On 11 November 1918 the Regency Council transferred command of the Polish Army, the national armed forces, to Józef Piłsudski. Then on 14 November it ceded all its power to him. On receiving the news that Piłsudski had returned to Poland the remaining Polish political groupings (in Cieszyn, Kraków and Lublin) which had come into existence in order to set up an independent state and had also created embryonic armed formations, submitted to his authority.
Piłsudski considered the army to be the driving force behind nation-building. In the initial weeks and months of independence the army was in the process of being formed and at the same time soldiers who were not yet fully trained or fitted out in uniforms were being sent off to the front. This was necessary because: from November 1918 onwards heavy battles were being waged with the Ukrainians in Galicia; in January 1919 the Polish–Czech discord over Cieszyn Silesia turned into armed conflict; and in February 1919 the first clashes with Bolshevik Russia’s soldiers occurred.
As the Commander-in-Chief Józef Piłsudski was confronted with the issue of integration within the Polish Army. It was a hotchpotch cobbled together from constituent parts which originated from the Polish Legions, the Polish Military Organisation, the Polnische Wehrmacht created by the German occupying forces, the Polish military units set up in Russia, the Austro-Hungarian army and the Russian army. The main body of soldiers was initially formed from volunteers (around 56,000 by March 1919) and then from recruits following legislation on conscription passed by the parliament in March, so by April the army numbered 200,000 soldiers. From April 1919 onwards the men of the Polish Army in France started returning to Poland; this army commanded by General Józef Haller consisted of more than 80,000 very well equipped and well trained soldiers.

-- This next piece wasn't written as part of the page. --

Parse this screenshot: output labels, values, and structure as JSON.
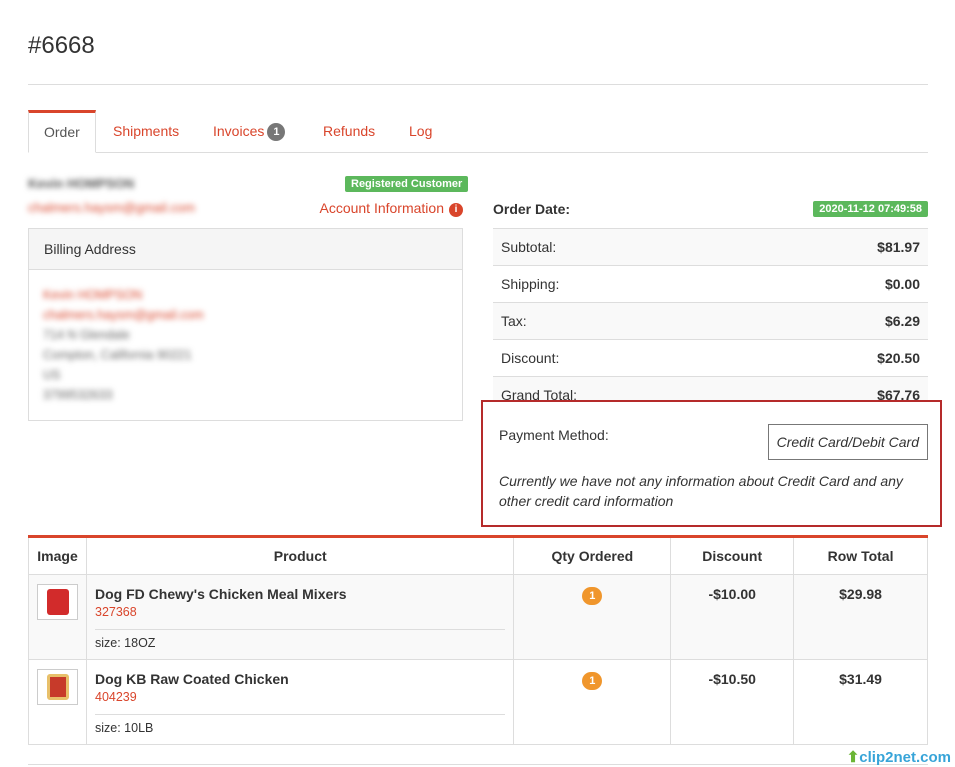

Wielkopolska which was liberated as a result of a successful uprising in 1918–1919 was creating its own army, which was about 60,000 strong. This army did not officially report to the national High Command. Wielkopolska’s army did not merge with the rest of the Polish Army until 1 August 1919, after the Treaty of Versailles was signed. It also took quite some time to merge the Polish units established in France (Haller’s Army) with the Polish Army. On 19 October 1919 a celebration of the completion of the unification of the Polish armies took place in Kraków in the presence of Józef Piłsudski, General Józef Haller and General Józef Dowbor-Muśnicki, the commander of what was previously Wielkopolska’s army.

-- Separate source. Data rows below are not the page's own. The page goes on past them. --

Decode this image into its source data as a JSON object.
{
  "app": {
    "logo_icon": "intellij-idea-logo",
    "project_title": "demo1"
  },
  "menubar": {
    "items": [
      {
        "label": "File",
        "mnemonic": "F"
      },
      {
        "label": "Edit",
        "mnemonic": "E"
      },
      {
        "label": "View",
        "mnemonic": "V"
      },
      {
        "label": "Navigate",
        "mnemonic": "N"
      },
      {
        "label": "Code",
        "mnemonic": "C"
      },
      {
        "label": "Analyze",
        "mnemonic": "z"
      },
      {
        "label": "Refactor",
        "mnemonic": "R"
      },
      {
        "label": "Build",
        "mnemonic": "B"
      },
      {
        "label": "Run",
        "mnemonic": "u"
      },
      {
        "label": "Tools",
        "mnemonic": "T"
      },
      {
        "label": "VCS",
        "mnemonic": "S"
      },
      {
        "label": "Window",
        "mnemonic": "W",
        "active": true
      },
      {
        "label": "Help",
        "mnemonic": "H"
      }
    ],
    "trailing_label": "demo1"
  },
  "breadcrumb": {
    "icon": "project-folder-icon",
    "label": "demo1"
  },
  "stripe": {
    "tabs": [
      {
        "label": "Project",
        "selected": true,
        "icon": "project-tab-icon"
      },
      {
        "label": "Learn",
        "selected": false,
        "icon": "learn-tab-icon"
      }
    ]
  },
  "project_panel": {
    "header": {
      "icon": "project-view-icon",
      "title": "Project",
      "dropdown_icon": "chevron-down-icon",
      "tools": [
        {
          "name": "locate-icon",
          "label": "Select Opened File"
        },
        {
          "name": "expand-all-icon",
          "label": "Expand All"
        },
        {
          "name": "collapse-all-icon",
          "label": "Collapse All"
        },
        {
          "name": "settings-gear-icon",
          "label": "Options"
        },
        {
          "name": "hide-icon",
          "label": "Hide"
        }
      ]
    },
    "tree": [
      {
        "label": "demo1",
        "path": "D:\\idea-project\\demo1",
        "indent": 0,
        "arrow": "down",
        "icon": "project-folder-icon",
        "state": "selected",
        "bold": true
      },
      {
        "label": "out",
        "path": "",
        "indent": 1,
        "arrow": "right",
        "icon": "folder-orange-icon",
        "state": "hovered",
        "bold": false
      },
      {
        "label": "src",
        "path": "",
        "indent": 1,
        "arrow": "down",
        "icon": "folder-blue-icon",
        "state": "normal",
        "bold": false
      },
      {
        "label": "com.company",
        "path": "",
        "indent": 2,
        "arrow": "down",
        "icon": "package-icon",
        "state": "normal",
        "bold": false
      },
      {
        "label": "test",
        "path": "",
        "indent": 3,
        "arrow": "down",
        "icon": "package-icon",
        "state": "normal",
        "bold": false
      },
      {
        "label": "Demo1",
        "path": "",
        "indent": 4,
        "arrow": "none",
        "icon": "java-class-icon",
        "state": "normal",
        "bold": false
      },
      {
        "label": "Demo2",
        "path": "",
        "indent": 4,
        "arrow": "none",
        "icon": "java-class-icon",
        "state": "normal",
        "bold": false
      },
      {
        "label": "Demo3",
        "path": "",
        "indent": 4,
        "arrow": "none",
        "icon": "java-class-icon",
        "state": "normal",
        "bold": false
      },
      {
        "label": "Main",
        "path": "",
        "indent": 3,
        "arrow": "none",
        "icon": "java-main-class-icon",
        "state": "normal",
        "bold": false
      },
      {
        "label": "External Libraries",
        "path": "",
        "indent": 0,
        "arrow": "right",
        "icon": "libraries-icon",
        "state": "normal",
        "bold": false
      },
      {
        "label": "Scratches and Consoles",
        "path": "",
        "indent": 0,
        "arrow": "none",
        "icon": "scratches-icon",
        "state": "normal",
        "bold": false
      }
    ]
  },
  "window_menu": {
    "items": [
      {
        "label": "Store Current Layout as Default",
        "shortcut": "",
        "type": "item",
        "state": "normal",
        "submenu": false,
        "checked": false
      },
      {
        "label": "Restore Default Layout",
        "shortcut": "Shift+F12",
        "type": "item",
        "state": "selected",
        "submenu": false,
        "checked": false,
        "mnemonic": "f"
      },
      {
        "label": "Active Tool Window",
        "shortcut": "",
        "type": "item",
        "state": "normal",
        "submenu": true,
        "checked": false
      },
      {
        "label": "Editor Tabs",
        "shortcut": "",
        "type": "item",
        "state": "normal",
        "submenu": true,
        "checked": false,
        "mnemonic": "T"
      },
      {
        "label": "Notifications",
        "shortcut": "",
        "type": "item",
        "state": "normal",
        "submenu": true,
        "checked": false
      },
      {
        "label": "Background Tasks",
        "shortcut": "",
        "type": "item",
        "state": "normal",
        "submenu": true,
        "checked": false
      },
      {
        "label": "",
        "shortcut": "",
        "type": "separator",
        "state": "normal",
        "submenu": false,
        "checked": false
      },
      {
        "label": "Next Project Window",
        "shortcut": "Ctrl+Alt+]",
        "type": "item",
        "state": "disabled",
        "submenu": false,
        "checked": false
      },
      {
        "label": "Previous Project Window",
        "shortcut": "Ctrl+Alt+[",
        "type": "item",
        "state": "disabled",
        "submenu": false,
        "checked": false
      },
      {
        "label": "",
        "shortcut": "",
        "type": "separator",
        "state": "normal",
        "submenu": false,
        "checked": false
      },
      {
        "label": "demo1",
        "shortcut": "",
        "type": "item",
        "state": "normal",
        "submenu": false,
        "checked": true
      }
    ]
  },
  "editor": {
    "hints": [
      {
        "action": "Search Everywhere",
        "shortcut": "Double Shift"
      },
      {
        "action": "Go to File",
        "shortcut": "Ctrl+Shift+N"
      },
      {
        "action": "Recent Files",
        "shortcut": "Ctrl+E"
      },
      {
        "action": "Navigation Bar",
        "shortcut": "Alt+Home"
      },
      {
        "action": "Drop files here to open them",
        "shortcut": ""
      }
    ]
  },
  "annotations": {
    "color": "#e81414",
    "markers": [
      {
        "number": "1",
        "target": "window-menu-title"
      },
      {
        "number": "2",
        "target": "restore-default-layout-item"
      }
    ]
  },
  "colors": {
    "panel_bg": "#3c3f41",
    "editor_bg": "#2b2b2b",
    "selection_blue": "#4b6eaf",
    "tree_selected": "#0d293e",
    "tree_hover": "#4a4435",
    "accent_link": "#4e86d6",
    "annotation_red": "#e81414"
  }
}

The Commander-in-Chief took into account the importance of military symbolism in merging the various formations into a single unified army. The reintroduction of the Virtuti Militari order, a historic Polish military decoration, was of particular importance in this respect. This order, one of the oldest honours of its kind in Europe, was established by King Stanisław August Poniatowski in 1792 to celebrate victory in the Battle of Zieleńce during the Polish-Lithuanian Commonwealth’s war against Russia in defence of the Third of May Constitution.
|Monument of Józef Piłsudski in Ostrów Mazowiecka|